<p>Oil and gas drilling equipment is a common sight in Weld County. It’s now becoming a more regular sight closer to the Denver metro area.</p>
Photo: Weld County oil and gas drilling equipment
Oil and gas drilling equipment is a common sight in Weld County. It’s now becoming a more regular sight closer to the Denver metro area.

Colorado oil and gas companies landed a significant victory election night as voters rejected sweeping restrictions for the industry.

Proposition 112 would have required any new oil and gas development that's not on federal land to be set back at least 2,500 feet—a half mile—from homes and "vulnerable areas" like playgrounds, lakes and rivers.

Dan Haley, president and CEO of the Colorado Oil and Gas Association, said workers got involved because their livelihoods were at stake.

"What's been amazing to me is seeing the people in this industry step forward. People who don't like politics and don't want to be involved in politics, but they understand you don't get to choose your moment," Haley said.

Current state regulations prohibit oil and gas facilities from being closer than 500 feet from homes and 1,000 feet from schools, health care centers, and other high-occupancy buildings. The measure was statutory, meaning it needed a simple majority to pass.

Colorado Election Results

Oil and gas companies including Anadarko and Noble Energy poured millions into the political interest group Protect Colorado. Through mailers, door-to-door visits and TV ads the group trumpeted the industry’s economic success, and raised concerns about what would be lost if companies faced new restrictions.

Those opponents said the measure would have eliminated new oil and gas activity on most non-federal land in the state and would cost the state jobs. They say the industry generated $10.9 billion in production value in 2017, and supported many other industries and jobs. State and local governments would also receive less in tax revenue if the measure were to pass, they say.

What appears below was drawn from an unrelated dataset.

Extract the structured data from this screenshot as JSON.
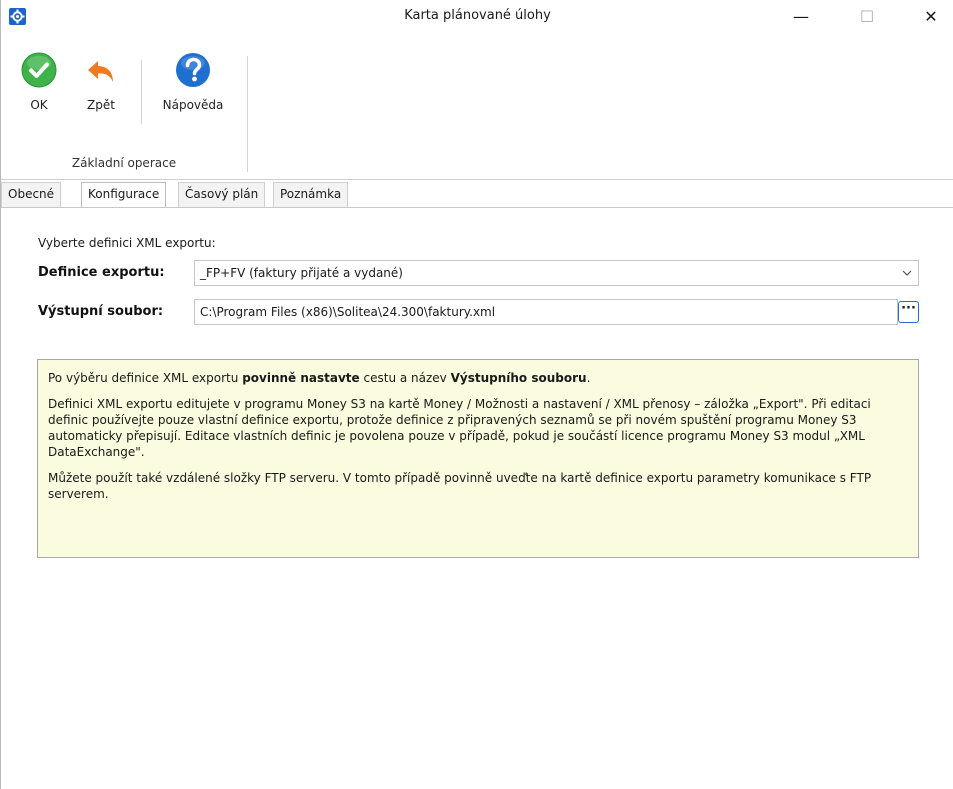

Proponents for the measure said it would reduce health and nuisance impacts—headaches, nausea, traffic, dust, for example—of drilling sites. They say it would have given property owners greater certainty about the location of new oil and gas sites close to their property.

Fracking opponents are running out of avenues to challenge drilling in Colorado. In 2012 and 2013 Longmont and Fort Collins imposed short- and long-term bans on oil and gas. But the Colorado Supreme Court rendered those efforts illegal. Efforts to impose greater setbacks through the state legislature have failed.

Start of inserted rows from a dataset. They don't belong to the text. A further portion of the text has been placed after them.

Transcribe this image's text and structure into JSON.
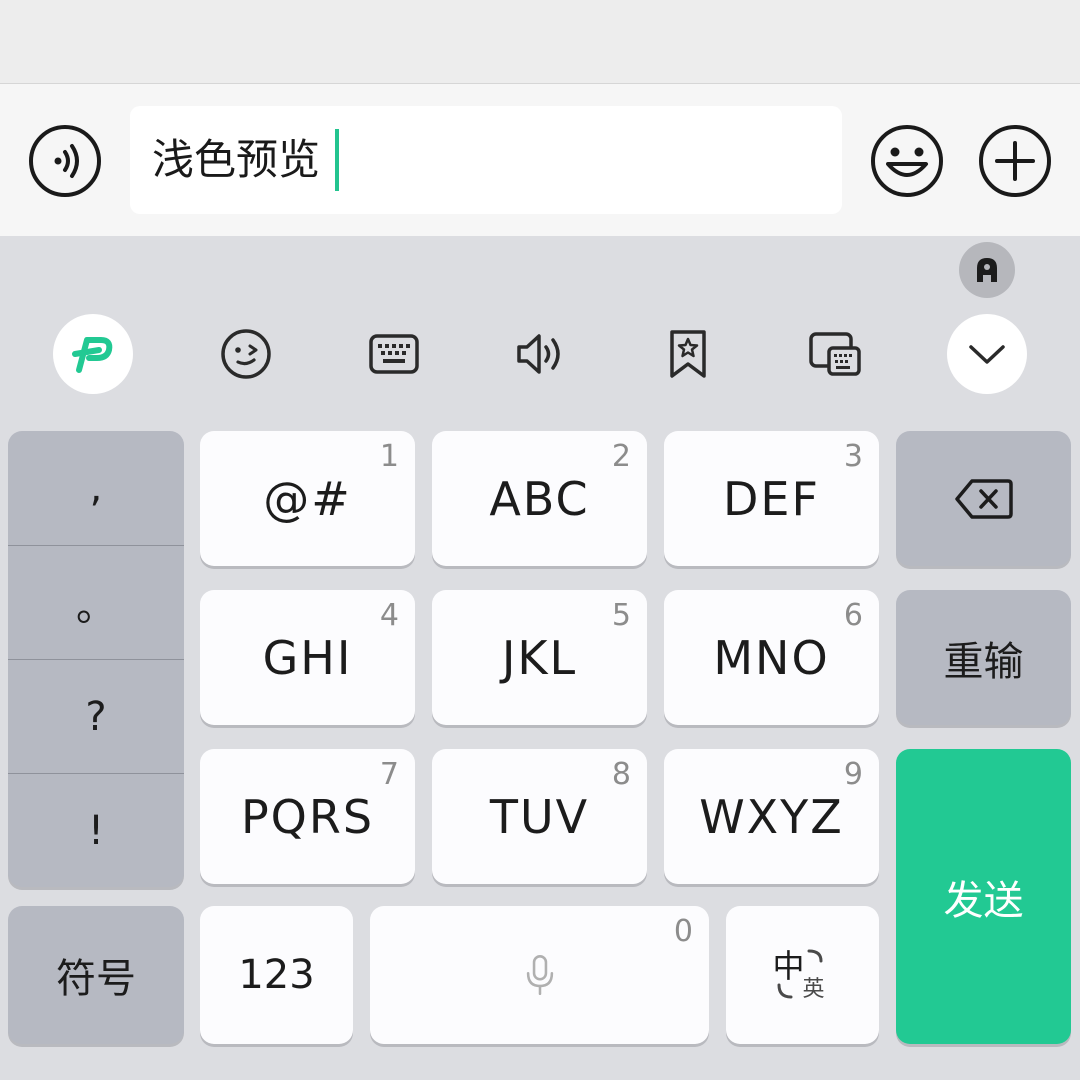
{
  "input": {
    "value": "浅色预览"
  },
  "icons": {
    "voice_input": "voice-wave-icon",
    "emoji": "smiley-face-icon",
    "add": "plus-circle-icon",
    "float_badge": "accessibility-a-icon",
    "logo": "ime-logo-icon",
    "sticker": "wink-face-icon",
    "keyboard_layout": "keyboard-icon",
    "sound": "speaker-icon",
    "favorites": "bookmark-star-icon",
    "float_keyboard": "floating-keyboard-icon",
    "collapse": "chevron-down-icon",
    "backspace": "backspace-icon",
    "mic": "microphone-icon",
    "lang_switch": "zh-en-switch-icon"
  },
  "punctuation": [
    ",",
    "。",
    "?",
    "!"
  ],
  "keys": {
    "row1": [
      {
        "label": "@#",
        "num": "1"
      },
      {
        "label": "ABC",
        "num": "2"
      },
      {
        "label": "DEF",
        "num": "3"
      }
    ],
    "row2": [
      {
        "label": "GHI",
        "num": "4"
      },
      {
        "label": "JKL",
        "num": "5"
      },
      {
        "label": "MNO",
        "num": "6"
      }
    ],
    "row3": [
      {
        "label": "PQRS",
        "num": "7"
      },
      {
        "label": "TUV",
        "num": "8"
      },
      {
        "label": "WXYZ",
        "num": "9"
      }
    ],
    "reinput": "重输",
    "send": "发送",
    "symbols": "符号",
    "numeric": "123",
    "space_num": "0",
    "lang_zh": "中",
    "lang_en": "英"
  },
  "colors": {
    "accent": "#22c993",
    "caret": "#22c48f",
    "logo": "#22c993"
  }
}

One of the few remaining challenges lies in another legal challenge in front of the same court: Martinez v. Colorado Oil and Gas Conservation Commission (COGCC). That case challenges the COGCC, the state oil and gas regulatory body, to prioritize health and safety over oil and gas development.

The Colorado Supreme Court is expected to issue its ruling in the next year.

Oil production has doubled in the state since 2013, and as of 2017 the state had 54,000 producing wells. Natural gas production has been stable for the last decade. But an increase in population along the northern Front Range means more people are living near oil and gas facilities.